In early 2002, at approximately the same moment that NASA had chosen to dismantle its program for designing smaller-sized space suits, Mark Shuttleworth of Cape Town, South Africa, became the world's second space tourist. Shuttleworth, in the words of Nelson Mandela, assumed the stature of "our first Afronaut." But reading Shuttleworth's biography alongside his temporary title of Soyuz 5 Nominated Space Flight Participant, words like "nominated" and "participant" seem exceptionally awkward given the relationship between the light-skinned Afronaut and the apartheid society in which he spent his formative years. In the end, the twentysomething Shuttleworth—who made his $600 million fortune by inventing the prototype for VeriSign, the encryption software used by millions of Internet retail sites around the world—followed the trajectory of least resistance by following the privileges of wealth rather than the triumphs of democracy. Riding on the Soyuz 5 enabled Shuttleworth to bypass the demands for racial and social justice still needed in his own home country as well as in other postcolonial nations. Multimillionaires, after all, have no need to challenge the gravity that weighs down the rest of us here on earth. The historical precedents that restricted mobility for astronauts of any color other than white are erased from popular consciousness once again by the 800-pound gorilla of capitalism: a creature which, despite its colossal size, undoubtedly has its own space suit.
David Serlin is an editor and columnist for Cabinet.

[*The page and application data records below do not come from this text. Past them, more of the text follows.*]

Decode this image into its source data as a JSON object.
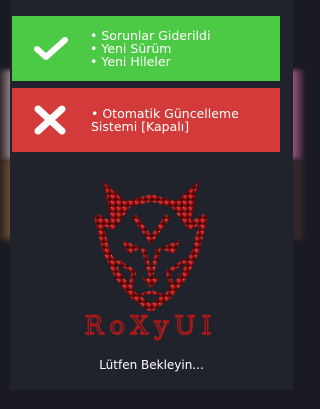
{
  "notices": {
    "success": {
      "icon": "checkmark-icon",
      "color": "#4dca45",
      "items": [
        "• Sorunlar Giderildi",
        "• Yeni Sürüm",
        "• Yeni Hileler"
      ]
    },
    "error": {
      "icon": "cross-icon",
      "color": "#d23b39",
      "text": "• Otomatik Güncelleme Sistemi [Kapalı]"
    }
  },
  "logo": {
    "text": "RoXyUI",
    "icon": "wolf-head-logo",
    "color": "#b01818"
  },
  "status": {
    "text": "Lütfen Bekleyin..."
  }
}
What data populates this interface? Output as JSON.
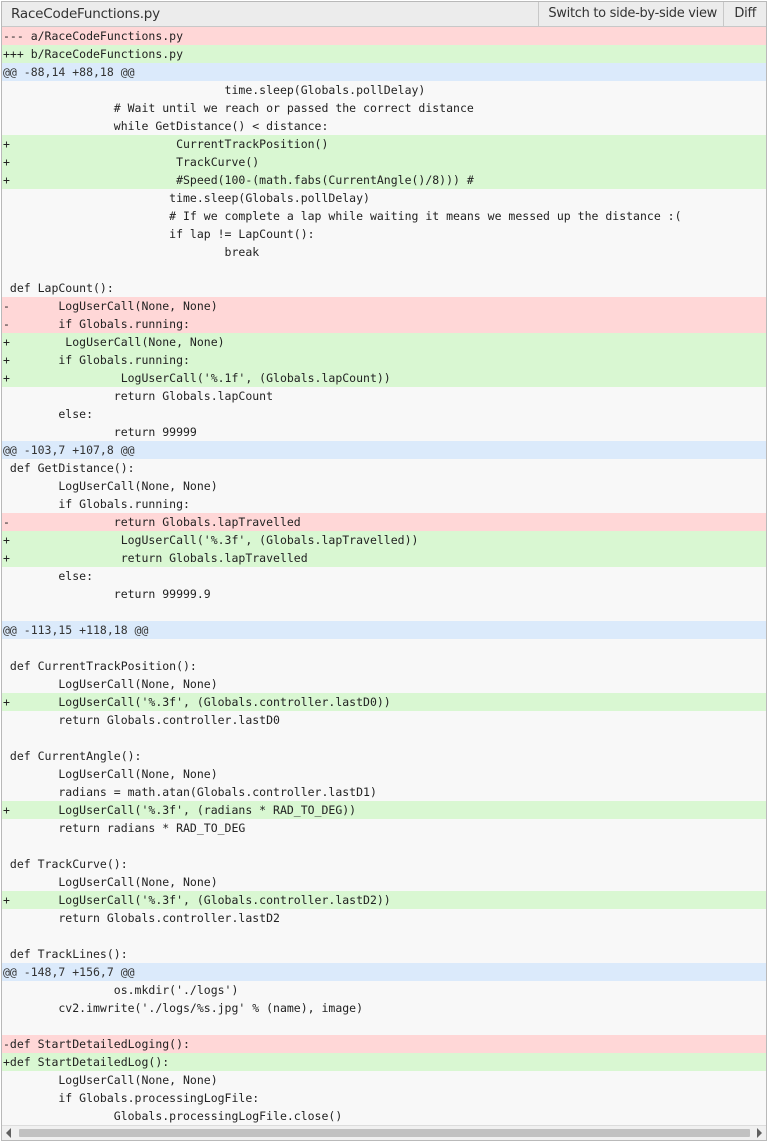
{
  "header": {
    "filename": "RaceCodeFunctions.py",
    "switch_label": "Switch to side-by-side view",
    "diff_label": "Diff"
  },
  "lines": [
    {
      "t": "meta-del",
      "s": "--- a/RaceCodeFunctions.py"
    },
    {
      "t": "meta-add",
      "s": "+++ b/RaceCodeFunctions.py"
    },
    {
      "t": "hunk",
      "s": "@@ -88,14 +88,18 @@"
    },
    {
      "t": "ctx",
      "s": "                                time.sleep(Globals.pollDelay)"
    },
    {
      "t": "ctx",
      "s": "                # Wait until we reach or passed the correct distance"
    },
    {
      "t": "ctx",
      "s": "                while GetDistance() < distance:"
    },
    {
      "t": "add",
      "s": "+                        CurrentTrackPosition()"
    },
    {
      "t": "add",
      "s": "+                        TrackCurve()"
    },
    {
      "t": "add",
      "s": "+                        #Speed(100-(math.fabs(CurrentAngle()/8))) #"
    },
    {
      "t": "ctx",
      "s": "                        time.sleep(Globals.pollDelay)"
    },
    {
      "t": "ctx",
      "s": "                        # If we complete a lap while waiting it means we messed up the distance :("
    },
    {
      "t": "ctx",
      "s": "                        if lap != LapCount():"
    },
    {
      "t": "ctx",
      "s": "                                break"
    },
    {
      "t": "ctx",
      "s": ""
    },
    {
      "t": "ctx",
      "s": " def LapCount():"
    },
    {
      "t": "del",
      "s": "-       LogUserCall(None, None)"
    },
    {
      "t": "del",
      "s": "-       if Globals.running:"
    },
    {
      "t": "add",
      "s": "+        LogUserCall(None, None)"
    },
    {
      "t": "add",
      "s": "+       if Globals.running:"
    },
    {
      "t": "add",
      "s": "+                LogUserCall('%.1f', (Globals.lapCount))"
    },
    {
      "t": "ctx",
      "s": "                return Globals.lapCount"
    },
    {
      "t": "ctx",
      "s": "        else:"
    },
    {
      "t": "ctx",
      "s": "                return 99999"
    },
    {
      "t": "hunk",
      "s": "@@ -103,7 +107,8 @@"
    },
    {
      "t": "ctx",
      "s": " def GetDistance():"
    },
    {
      "t": "ctx",
      "s": "        LogUserCall(None, None)"
    },
    {
      "t": "ctx",
      "s": "        if Globals.running:"
    },
    {
      "t": "del",
      "s": "-               return Globals.lapTravelled"
    },
    {
      "t": "add",
      "s": "+                LogUserCall('%.3f', (Globals.lapTravelled))"
    },
    {
      "t": "add",
      "s": "+                return Globals.lapTravelled"
    },
    {
      "t": "ctx",
      "s": "        else:"
    },
    {
      "t": "ctx",
      "s": "                return 99999.9"
    },
    {
      "t": "ctx",
      "s": ""
    },
    {
      "t": "hunk",
      "s": "@@ -113,15 +118,18 @@"
    },
    {
      "t": "ctx",
      "s": ""
    },
    {
      "t": "ctx",
      "s": " def CurrentTrackPosition():"
    },
    {
      "t": "ctx",
      "s": "        LogUserCall(None, None)"
    },
    {
      "t": "add",
      "s": "+       LogUserCall('%.3f', (Globals.controller.lastD0))"
    },
    {
      "t": "ctx",
      "s": "        return Globals.controller.lastD0"
    },
    {
      "t": "ctx",
      "s": ""
    },
    {
      "t": "ctx",
      "s": " def CurrentAngle():"
    },
    {
      "t": "ctx",
      "s": "        LogUserCall(None, None)"
    },
    {
      "t": "ctx",
      "s": "        radians = math.atan(Globals.controller.lastD1)"
    },
    {
      "t": "add",
      "s": "+       LogUserCall('%.3f', (radians * RAD_TO_DEG))"
    },
    {
      "t": "ctx",
      "s": "        return radians * RAD_TO_DEG"
    },
    {
      "t": "ctx",
      "s": ""
    },
    {
      "t": "ctx",
      "s": " def TrackCurve():"
    },
    {
      "t": "ctx",
      "s": "        LogUserCall(None, None)"
    },
    {
      "t": "add",
      "s": "+       LogUserCall('%.3f', (Globals.controller.lastD2))"
    },
    {
      "t": "ctx",
      "s": "        return Globals.controller.lastD2"
    },
    {
      "t": "ctx",
      "s": ""
    },
    {
      "t": "ctx",
      "s": " def TrackLines():"
    },
    {
      "t": "hunk",
      "s": "@@ -148,7 +156,7 @@"
    },
    {
      "t": "ctx",
      "s": "                os.mkdir('./logs')"
    },
    {
      "t": "ctx",
      "s": "        cv2.imwrite('./logs/%s.jpg' % (name), image)"
    },
    {
      "t": "ctx",
      "s": ""
    },
    {
      "t": "del",
      "s": "-def StartDetailedLoging():"
    },
    {
      "t": "add",
      "s": "+def StartDetailedLog():"
    },
    {
      "t": "ctx",
      "s": "        LogUserCall(None, None)"
    },
    {
      "t": "ctx",
      "s": "        if Globals.processingLogFile:"
    },
    {
      "t": "ctx",
      "s": "                Globals.processingLogFile.close()"
    }
  ],
  "scrollbar": {
    "left_icon": "arrow-left-icon",
    "right_icon": "arrow-right-icon"
  }
}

He is the co-editor of Artificial Parts, Practical Lives: Modern Histories of Prosthetics (NYU Press, 2002).
Cabinet is published by Immaterial Incorporated, a non-profit 501(c)(3) organization. Cabinet receives generous support from the Lambent Foundation, the Orphiflamme Foundation, the Andy Warhol Foundation for the Visual Arts, the Opaline Fund, the New York City Department of Cultural Affairs, the National Endowment for the Arts, the New York State Council on the Arts, the Danielson Foundation, the Katchadourian Family Foundation, the Edward C. Wilson and Hesu Coue Wilson Family Fund, and many individuals. All our events are free, the entire content of our many sold-out issues are on our site for free, and we offer our magazine and books at prices that are considerably below cost. Please consider supporting our work by making a tax-deductible donation by visiting here